Niall HamptonSee other Blog articles filed in ‘Motorhomes’ written by Niall Hampton
How does a manufacturer famous for luxury and refinement expand into the fiercely competitive entry level sector without diluting the prestige of its core brand? This was the challenge for the Erwin Hymer Group in the early 2000s. It already had the affordable Hymer Swing line-up, but many observers felt this sat uneasily in a portfolio that included upmarket semi-integrated and integrated models, not to mention the super-luxury Niesmann + Bischoff line-up.
Hymer tried something already familiar from the automotive industry: launch a completely new budget range with a competitive specification, badge it differently but retain the fabled build quality of the mother brand. Volkswagen already had such a strategy, with Škoda as its lead-in offering, VW in the mid-market and Audi as the premium marque. Thus Sunlight was born in 2005: initially spun out of Hymer’s Dethleffs subsidiary and built in Isny, before moving from south-west Germany to a new production facility in Saxony, near the Czech border, in 2006, where it was joined by Carado Mobil, set up as a sub-brand of Hymer.
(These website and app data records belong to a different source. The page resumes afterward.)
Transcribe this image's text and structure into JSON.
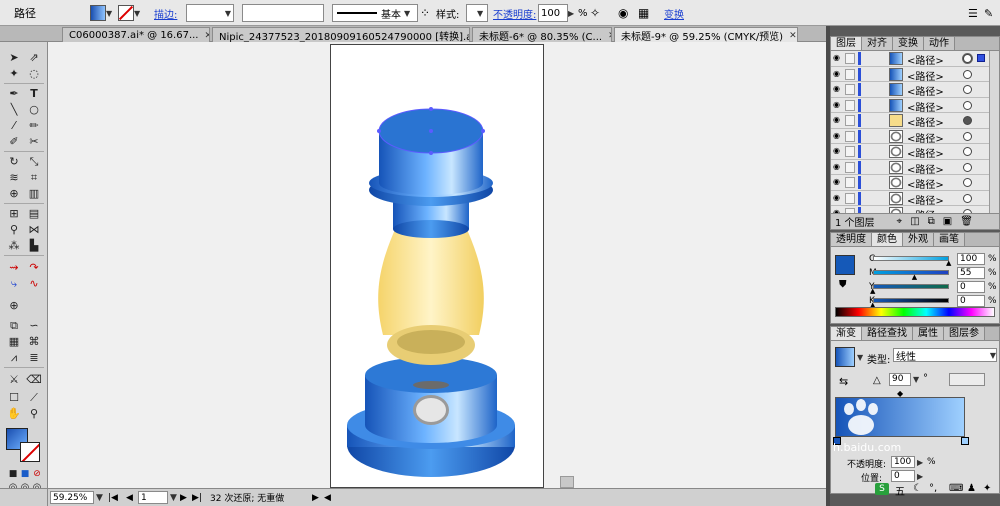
{
  "control_bar": {
    "selection_label": "路径",
    "stroke_label": "描边:",
    "brush_label": "基本",
    "style_label": "样式:",
    "opacity_label": "不透明度:",
    "opacity_value": "100",
    "opacity_unit": "%",
    "transform_label": "变换"
  },
  "tabs": [
    {
      "label": "C06000387.ai* @ 16.67..."
    },
    {
      "label": "Nipic_24377523_20180909160524790000 [转换].ai*..."
    },
    {
      "label": "未标题-6* @ 80.35% (C..."
    },
    {
      "label": "未标题-9* @ 59.25% (CMYK/预览)"
    }
  ],
  "status_bar": {
    "zoom": "59.25%",
    "page": "1",
    "undo_text": "32 次还原; 无重做"
  },
  "layers_panel": {
    "tabs": [
      "图层",
      "对齐",
      "变换",
      "动作"
    ],
    "rows": [
      {
        "name": "<路径>",
        "thumb": "blue-grad",
        "target": "special"
      },
      {
        "name": "<路径>",
        "thumb": "blue-grad",
        "target": "empty"
      },
      {
        "name": "<路径>",
        "thumb": "blue-grad",
        "target": "empty"
      },
      {
        "name": "<路径>",
        "thumb": "blue-grad",
        "target": "empty"
      },
      {
        "name": "<路径>",
        "thumb": "yellow",
        "target": "filled"
      },
      {
        "name": "<路径>",
        "thumb": "gray-oval",
        "target": "empty"
      },
      {
        "name": "<路径>",
        "thumb": "gray-oval",
        "target": "empty"
      },
      {
        "name": "<路径>",
        "thumb": "gray-oval",
        "target": "empty"
      },
      {
        "name": "<路径>",
        "thumb": "gray-oval",
        "target": "empty"
      },
      {
        "name": "<路径>",
        "thumb": "gray-oval",
        "target": "empty"
      },
      {
        "name": "<路径>",
        "thumb": "gray-oval",
        "target": "empty"
      }
    ],
    "footer": "1 个图层"
  },
  "color_panel": {
    "tabs": [
      "透明度",
      "颜色",
      "外观",
      "画笔"
    ],
    "channels": [
      {
        "label": "C",
        "value": "100",
        "unit": "%",
        "level": 1.0
      },
      {
        "label": "M",
        "value": "55",
        "unit": "%",
        "level": 0.55
      },
      {
        "label": "Y",
        "value": "0",
        "unit": "%",
        "level": 0
      },
      {
        "label": "K",
        "value": "0",
        "unit": "%",
        "level": 0
      }
    ],
    "fill_color": "#1559b8"
  },
  "gradient_panel": {
    "tabs": [
      "渐变",
      "路径查找",
      "属性",
      "图层参"
    ],
    "type_label": "类型:",
    "type_value": "线性",
    "angle": "90",
    "angle_unit": "°",
    "opacity_label": "不透明度:",
    "opacity_value": "100",
    "opacity_unit": "%",
    "location_label": "位置:",
    "location_value": "0",
    "watermark_domain": "h.baidu.com",
    "ime_label": "五"
  },
  "colors": {
    "accent_blue": "#1a5cc8",
    "lamp_yellow": "#f3d97a"
  }
}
Now, 10 years on, Sunlight and Carado outsell Hymer’s own-badge ranges: 5200 ’vans rolled out of the factory in 2014-2015 – from the longest leisure vehicle production line in Europe.
As part of the 10th anniversary celebrations, Practical Motorhome was recently invited behind the scenes. Capron (the word stands for ‘Caravan Production Neustadt’) is a large 25,000m sq site that employs 310 workers, building motorhomes and caravans for Carado and Sunlight. The factory was previously that of Fortschritt, a former East German agricultural equipment manufacturer.
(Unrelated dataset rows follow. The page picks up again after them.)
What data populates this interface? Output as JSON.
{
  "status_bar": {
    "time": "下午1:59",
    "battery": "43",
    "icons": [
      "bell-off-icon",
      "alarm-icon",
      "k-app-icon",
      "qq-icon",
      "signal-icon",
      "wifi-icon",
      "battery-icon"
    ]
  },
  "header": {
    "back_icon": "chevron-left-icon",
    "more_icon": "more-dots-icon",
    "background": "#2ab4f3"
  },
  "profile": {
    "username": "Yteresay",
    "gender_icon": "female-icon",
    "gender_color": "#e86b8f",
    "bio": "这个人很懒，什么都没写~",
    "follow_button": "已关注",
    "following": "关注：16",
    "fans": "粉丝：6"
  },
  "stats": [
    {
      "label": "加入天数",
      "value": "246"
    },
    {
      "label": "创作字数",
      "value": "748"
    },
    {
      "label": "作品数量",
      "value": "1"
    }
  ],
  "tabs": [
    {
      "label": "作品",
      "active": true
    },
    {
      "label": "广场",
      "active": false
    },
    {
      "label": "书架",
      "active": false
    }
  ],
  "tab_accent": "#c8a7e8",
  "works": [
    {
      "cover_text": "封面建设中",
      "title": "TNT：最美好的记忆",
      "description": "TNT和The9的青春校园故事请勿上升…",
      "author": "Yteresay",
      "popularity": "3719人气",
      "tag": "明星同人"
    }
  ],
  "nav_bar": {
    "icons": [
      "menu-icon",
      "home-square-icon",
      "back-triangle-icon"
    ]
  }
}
A steady stream of Fiat Ducato base vehicles is converted by Capron, using components sourced from suppliers across Europe, with habitation panels manufactured in the on-site bodyshop and cabinetwork assembled in place. Hymer Group uses its not inconsiderable buying power to source cost-effective components and these savings are passed on to buyers in low prices.
Thirteen Carado models are produced (10 low-profiles and three overcab coachbuilts); there are 10 Sunlight low-profiles, including two special 10-year editions, plus three overcab coachbuilts.
Clear differences exist between the two brands: Sunlight is marketed at younger buyers, often families, making their first foray into the pastime, while Carado targets older buyers looking for high quality at an affordable price. These distinctions are clear: Sunlight models sport a light wood finish, while Carado opts for a mid-tone one; Carado upholstery is more sober than Sunlight, which even offers one bold fabrics scheme with large checks.
One thing at the core of both brands, though, is fit and finish – the ‘Made in Germany’ quality is their unique selling point. The factory runs under a ‘just-in-time’ system without holding a huge stock of components; the workforce is highly productive, and our Capron tour guide was keen to point out the calm but very focused working atmosphere on the factory floor.
We saw a series of Sunlight and Carado models going down the line. Floors were laid on Fiat Ducato ladder frames or lowered chassis before plumbing, wiring, furniture and fittings were added. The walls were then fixed to each side, the roof dropped on, doors and windows fastened before final quality checks and decals were applied.
Between 23-29 units emerge from the line every day before awaiting dispatch to dealerships all over Europe. Big markets for Sunlight and Carado include Germany (10.2% market share), Finland (13.3%), Norway (16%), Austria (7%) and Sweden (6.2%).
Both brands are dedicated to growing their market share in the UK – they’ve been going head-to-head here since 2013, via discrete dealer networks (Sunlight’s UK retailers include Lowdham Leisureworld, Pullingers, Viscount and Cara Motorhomes; for Carado, try our reigning Dealer of the Year for New Motorcaravans, Heart of England Motorhomes, as well as Travelword, Kimberley Caravans and Becks Motorhomes).
Last month, a second production line came on-stream at Capron, to produce caravan models for both ranges, so it’s clearly onwards and upwards for this successful venture.
One decade on from losing its Swing, Hymer Group is still very much at the heart of the entry-level motorhome market.